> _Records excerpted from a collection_
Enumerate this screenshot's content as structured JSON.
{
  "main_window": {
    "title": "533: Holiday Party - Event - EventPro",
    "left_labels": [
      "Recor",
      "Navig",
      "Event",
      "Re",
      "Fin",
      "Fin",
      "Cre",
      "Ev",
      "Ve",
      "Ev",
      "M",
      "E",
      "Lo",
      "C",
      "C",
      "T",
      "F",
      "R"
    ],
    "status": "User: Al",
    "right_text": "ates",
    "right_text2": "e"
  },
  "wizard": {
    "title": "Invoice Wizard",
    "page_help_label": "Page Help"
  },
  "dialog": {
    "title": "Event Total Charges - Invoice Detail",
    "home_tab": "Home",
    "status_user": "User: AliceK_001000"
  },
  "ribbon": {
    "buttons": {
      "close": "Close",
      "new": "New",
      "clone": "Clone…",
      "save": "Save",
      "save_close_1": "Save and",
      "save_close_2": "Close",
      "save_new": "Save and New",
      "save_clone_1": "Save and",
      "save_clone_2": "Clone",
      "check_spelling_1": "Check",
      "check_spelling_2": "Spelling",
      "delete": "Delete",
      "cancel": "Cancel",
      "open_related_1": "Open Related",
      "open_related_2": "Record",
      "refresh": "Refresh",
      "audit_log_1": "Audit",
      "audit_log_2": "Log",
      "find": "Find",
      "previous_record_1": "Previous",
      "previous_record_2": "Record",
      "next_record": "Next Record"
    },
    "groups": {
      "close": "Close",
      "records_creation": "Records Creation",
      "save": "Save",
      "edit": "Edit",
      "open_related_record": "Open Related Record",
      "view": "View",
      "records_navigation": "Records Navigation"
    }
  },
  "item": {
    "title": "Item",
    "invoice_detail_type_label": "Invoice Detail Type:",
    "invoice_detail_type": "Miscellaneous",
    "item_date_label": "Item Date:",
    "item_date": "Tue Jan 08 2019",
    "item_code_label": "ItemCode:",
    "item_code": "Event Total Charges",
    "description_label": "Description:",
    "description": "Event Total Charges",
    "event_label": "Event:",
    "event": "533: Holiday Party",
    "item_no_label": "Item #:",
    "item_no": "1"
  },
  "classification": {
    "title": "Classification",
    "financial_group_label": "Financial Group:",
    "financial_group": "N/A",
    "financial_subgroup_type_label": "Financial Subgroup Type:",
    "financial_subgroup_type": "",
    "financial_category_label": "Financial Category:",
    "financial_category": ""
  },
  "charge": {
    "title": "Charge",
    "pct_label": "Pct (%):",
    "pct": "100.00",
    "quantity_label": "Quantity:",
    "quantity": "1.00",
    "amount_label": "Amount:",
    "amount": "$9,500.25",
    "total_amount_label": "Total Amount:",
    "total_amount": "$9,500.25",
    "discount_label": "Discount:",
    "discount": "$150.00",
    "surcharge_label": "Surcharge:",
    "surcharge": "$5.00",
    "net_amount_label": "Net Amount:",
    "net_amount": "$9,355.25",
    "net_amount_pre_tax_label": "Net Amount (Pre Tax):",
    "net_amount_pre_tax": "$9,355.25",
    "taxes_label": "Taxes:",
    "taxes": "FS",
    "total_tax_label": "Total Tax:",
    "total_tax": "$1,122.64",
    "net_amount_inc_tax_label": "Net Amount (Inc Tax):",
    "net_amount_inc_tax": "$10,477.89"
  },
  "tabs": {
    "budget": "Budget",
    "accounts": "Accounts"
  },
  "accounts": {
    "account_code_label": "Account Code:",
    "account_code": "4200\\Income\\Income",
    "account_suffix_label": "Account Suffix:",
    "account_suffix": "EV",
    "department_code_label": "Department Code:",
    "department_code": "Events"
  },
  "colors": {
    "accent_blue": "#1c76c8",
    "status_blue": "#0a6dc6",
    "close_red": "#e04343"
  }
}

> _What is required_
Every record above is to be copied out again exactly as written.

> _Solution below_
Enumerate this screenshot's content as structured JSON.
{
  "main_window": {
    "title": "533: Holiday Party - Event - EventPro",
    "left_labels": [
      "Recor",
      "Navig",
      "Event",
      "Re",
      "Fin",
      "Fin",
      "Cre",
      "Ev",
      "Ve",
      "Ev",
      "M",
      "E",
      "Lo",
      "C",
      "C",
      "T",
      "F",
      "R"
    ],
    "status": "User: Al",
    "right_text": "ates",
    "right_text2": "e"
  },
  "wizard": {
    "title": "Invoice Wizard",
    "page_help_label": "Page Help"
  },
  "dialog": {
    "title": "Event Total Charges - Invoice Detail",
    "home_tab": "Home",
    "status_user": "User: AliceK_001000"
  },
  "ribbon": {
    "buttons": {
      "close": "Close",
      "new": "New",
      "clone": "Clone…",
      "save": "Save",
      "save_close_1": "Save and",
      "save_close_2": "Close",
      "save_new": "Save and New",
      "save_clone_1": "Save and",
      "save_clone_2": "Clone",
      "check_spelling_1": "Check",
      "check_spelling_2": "Spelling",
      "delete": "Delete",
      "cancel": "Cancel",
      "open_related_1": "Open Related",
      "open_related_2": "Record",
      "refresh": "Refresh",
      "audit_log_1": "Audit",
      "audit_log_2": "Log",
      "find": "Find",
      "previous_record_1": "Previous",
      "previous_record_2": "Record",
      "next_record": "Next Record"
    },
    "groups": {
      "close": "Close",
      "records_creation": "Records Creation",
      "save": "Save",
      "edit": "Edit",
      "open_related_record": "Open Related Record",
      "view": "View",
      "records_navigation": "Records Navigation"
    }
  },
  "item": {
    "title": "Item",
    "invoice_detail_type_label": "Invoice Detail Type:",
    "invoice_detail_type": "Miscellaneous",
    "item_date_label": "Item Date:",
    "item_date": "Tue Jan 08 2019",
    "item_code_label": "ItemCode:",
    "item_code": "Event Total Charges",
    "description_label": "Description:",
    "description": "Event Total Charges",
    "event_label": "Event:",
    "event": "533: Holiday Party",
    "item_no_label": "Item #:",
    "item_no": "1"
  },
  "classification": {
    "title": "Classification",
    "financial_group_label": "Financial Group:",
    "financial_group": "N/A",
    "financial_subgroup_type_label": "Financial Subgroup Type:",
    "financial_subgroup_type": "",
    "financial_category_label": "Financial Category:",
    "financial_category": ""
  },
  "charge": {
    "title": "Charge",
    "pct_label": "Pct (%):",
    "pct": "100.00",
    "quantity_label": "Quantity:",
    "quantity": "1.00",
    "amount_label": "Amount:",
    "amount": "$9,500.25",
    "total_amount_label": "Total Amount:",
    "total_amount": "$9,500.25",
    "discount_label": "Discount:",
    "discount": "$150.00",
    "surcharge_label": "Surcharge:",
    "surcharge": "$5.00",
    "net_amount_label": "Net Amount:",
    "net_amount": "$9,355.25",
    "net_amount_pre_tax_label": "Net Amount (Pre Tax):",
    "net_amount_pre_tax": "$9,355.25",
    "taxes_label": "Taxes:",
    "taxes": "FS",
    "total_tax_label": "Total Tax:",
    "total_tax": "$1,122.64",
    "net_amount_inc_tax_label": "Net Amount (Inc Tax):",
    "net_amount_inc_tax": "$10,477.89"
  },
  "tabs": {
    "budget": "Budget",
    "accounts": "Accounts"
  },
  "accounts": {
    "account_code_label": "Account Code:",
    "account_code": "4200\\Income\\Income",
    "account_suffix_label": "Account Suffix:",
    "account_suffix": "EV",
    "department_code_label": "Department Code:",
    "department_code": "Events"
  },
  "colors": {
    "accent_blue": "#1c76c8",
    "status_blue": "#0a6dc6",
    "close_red": "#e04343"
  }
}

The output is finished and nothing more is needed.